Collection entries
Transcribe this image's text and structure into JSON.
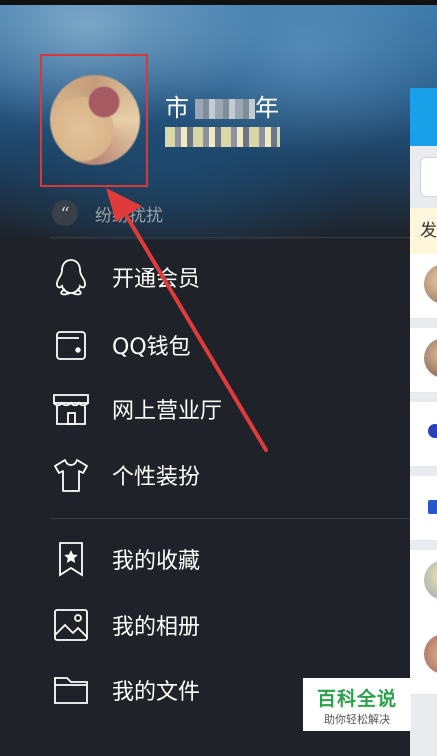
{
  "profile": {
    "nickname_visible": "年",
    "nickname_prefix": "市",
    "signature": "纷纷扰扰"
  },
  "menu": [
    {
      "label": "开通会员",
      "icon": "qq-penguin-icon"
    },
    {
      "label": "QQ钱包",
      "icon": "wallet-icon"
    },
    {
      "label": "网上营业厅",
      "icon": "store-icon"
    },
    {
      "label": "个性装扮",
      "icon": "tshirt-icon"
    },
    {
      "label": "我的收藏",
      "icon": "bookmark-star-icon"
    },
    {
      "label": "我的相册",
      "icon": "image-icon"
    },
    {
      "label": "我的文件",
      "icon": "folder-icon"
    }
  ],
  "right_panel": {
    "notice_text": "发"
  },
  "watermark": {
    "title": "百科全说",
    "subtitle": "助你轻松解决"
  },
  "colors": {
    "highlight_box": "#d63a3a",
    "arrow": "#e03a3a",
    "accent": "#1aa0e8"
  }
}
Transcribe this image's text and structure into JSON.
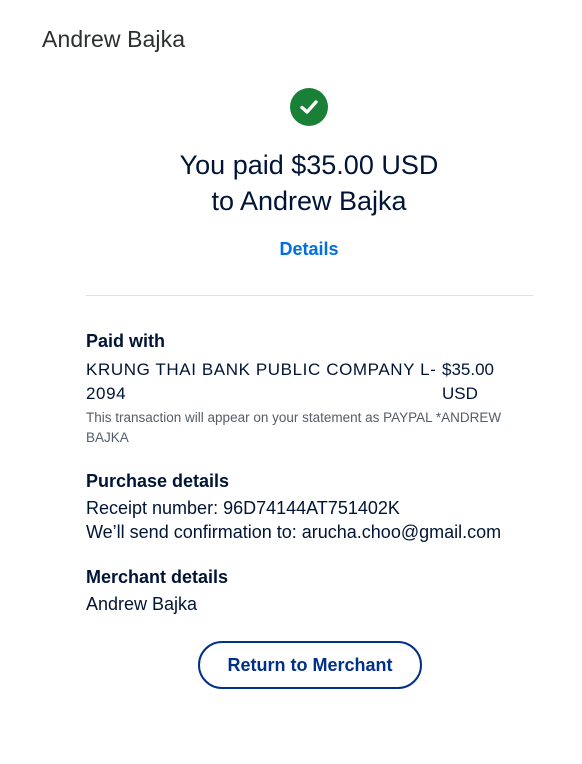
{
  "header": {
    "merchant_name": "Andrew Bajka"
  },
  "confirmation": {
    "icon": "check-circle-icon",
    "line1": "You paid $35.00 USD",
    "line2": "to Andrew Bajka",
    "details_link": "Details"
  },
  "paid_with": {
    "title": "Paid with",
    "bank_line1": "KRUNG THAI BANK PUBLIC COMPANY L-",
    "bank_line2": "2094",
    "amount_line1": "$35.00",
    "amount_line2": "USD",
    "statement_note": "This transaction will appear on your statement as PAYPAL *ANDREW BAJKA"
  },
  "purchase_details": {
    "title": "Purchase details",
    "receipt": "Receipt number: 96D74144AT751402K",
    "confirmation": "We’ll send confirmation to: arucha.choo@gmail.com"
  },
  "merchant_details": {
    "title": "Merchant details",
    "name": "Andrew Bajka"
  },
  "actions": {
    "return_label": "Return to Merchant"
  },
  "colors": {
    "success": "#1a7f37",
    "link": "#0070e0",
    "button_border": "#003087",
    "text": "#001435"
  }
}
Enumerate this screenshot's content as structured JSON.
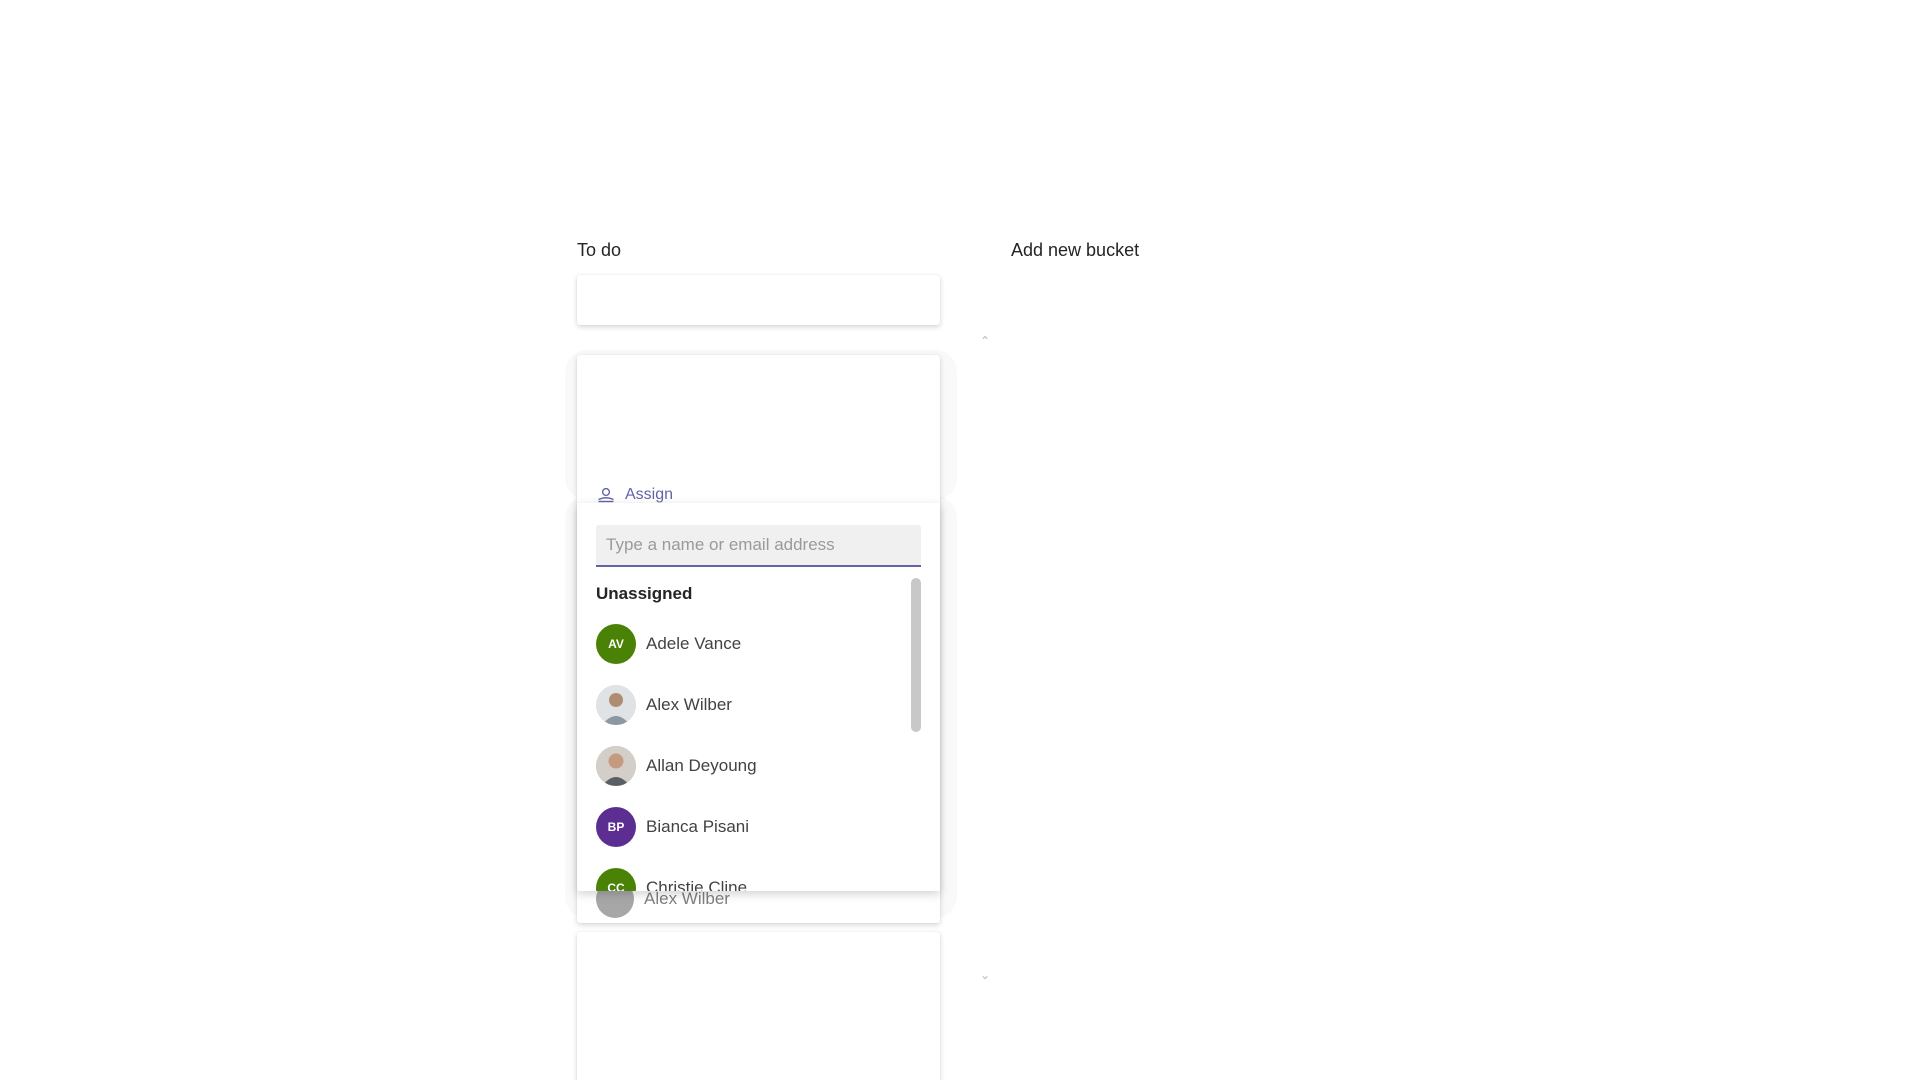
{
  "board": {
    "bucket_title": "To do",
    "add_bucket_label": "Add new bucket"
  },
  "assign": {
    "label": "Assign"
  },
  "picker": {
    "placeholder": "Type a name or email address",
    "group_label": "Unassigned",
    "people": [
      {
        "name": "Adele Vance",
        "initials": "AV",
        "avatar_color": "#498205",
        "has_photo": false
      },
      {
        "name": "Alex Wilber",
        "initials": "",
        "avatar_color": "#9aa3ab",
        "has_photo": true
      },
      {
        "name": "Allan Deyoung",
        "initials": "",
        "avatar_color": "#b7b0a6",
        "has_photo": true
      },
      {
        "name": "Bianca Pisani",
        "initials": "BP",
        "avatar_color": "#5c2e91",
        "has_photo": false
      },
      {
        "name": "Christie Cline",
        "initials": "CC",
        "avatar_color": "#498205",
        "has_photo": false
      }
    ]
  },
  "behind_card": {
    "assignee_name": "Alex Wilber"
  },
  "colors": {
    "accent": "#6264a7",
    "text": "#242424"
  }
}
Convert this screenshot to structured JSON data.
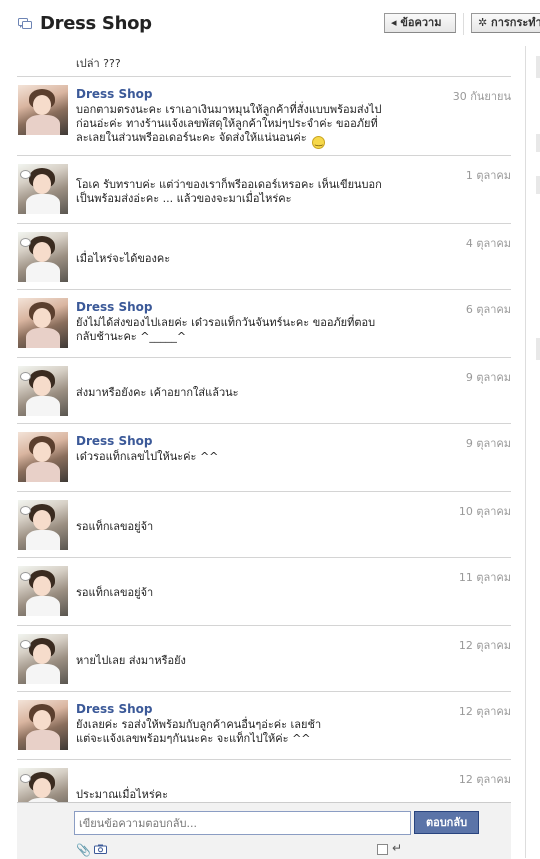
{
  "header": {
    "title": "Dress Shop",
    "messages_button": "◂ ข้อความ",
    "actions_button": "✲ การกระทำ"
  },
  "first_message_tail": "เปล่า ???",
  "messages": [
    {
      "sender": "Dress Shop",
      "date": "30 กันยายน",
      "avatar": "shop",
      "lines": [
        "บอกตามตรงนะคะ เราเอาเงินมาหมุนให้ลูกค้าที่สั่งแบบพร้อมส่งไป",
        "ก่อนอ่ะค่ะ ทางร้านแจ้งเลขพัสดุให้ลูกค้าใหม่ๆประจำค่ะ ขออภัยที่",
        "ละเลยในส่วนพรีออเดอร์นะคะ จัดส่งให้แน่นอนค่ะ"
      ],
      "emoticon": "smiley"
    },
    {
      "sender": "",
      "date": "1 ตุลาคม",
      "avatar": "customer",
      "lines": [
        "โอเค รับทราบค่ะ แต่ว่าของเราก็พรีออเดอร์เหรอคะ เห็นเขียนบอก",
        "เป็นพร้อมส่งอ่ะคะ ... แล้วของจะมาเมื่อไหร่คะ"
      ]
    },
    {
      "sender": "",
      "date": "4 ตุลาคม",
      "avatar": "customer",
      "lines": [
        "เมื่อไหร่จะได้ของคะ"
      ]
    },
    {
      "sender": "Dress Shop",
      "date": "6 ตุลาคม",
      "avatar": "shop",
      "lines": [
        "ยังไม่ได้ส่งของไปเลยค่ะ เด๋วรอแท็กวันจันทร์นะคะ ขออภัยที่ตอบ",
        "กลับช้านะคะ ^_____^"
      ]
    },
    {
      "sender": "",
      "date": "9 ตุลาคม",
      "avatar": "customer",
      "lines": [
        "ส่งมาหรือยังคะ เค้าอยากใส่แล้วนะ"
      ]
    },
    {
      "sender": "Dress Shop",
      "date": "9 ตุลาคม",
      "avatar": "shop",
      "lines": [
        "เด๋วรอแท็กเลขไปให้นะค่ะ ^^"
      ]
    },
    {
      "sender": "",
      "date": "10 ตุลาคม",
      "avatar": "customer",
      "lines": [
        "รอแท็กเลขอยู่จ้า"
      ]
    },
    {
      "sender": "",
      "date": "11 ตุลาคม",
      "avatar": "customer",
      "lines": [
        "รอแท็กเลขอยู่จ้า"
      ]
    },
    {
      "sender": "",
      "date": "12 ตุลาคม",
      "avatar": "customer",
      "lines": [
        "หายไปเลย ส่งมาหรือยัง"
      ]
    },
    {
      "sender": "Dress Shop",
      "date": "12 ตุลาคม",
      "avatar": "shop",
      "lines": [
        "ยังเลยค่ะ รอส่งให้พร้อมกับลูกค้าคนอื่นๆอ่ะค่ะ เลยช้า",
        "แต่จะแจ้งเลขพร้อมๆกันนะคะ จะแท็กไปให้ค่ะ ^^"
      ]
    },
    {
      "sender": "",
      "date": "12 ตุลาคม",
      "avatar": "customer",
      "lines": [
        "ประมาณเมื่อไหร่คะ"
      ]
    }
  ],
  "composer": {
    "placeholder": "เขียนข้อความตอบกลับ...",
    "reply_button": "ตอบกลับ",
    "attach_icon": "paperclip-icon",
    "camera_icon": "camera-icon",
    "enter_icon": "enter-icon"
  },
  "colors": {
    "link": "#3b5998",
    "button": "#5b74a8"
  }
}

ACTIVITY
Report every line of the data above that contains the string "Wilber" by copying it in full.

ANSWER SPACE
        "name": "Alex Wilber",
    "assignee_name": "Alex Wilber"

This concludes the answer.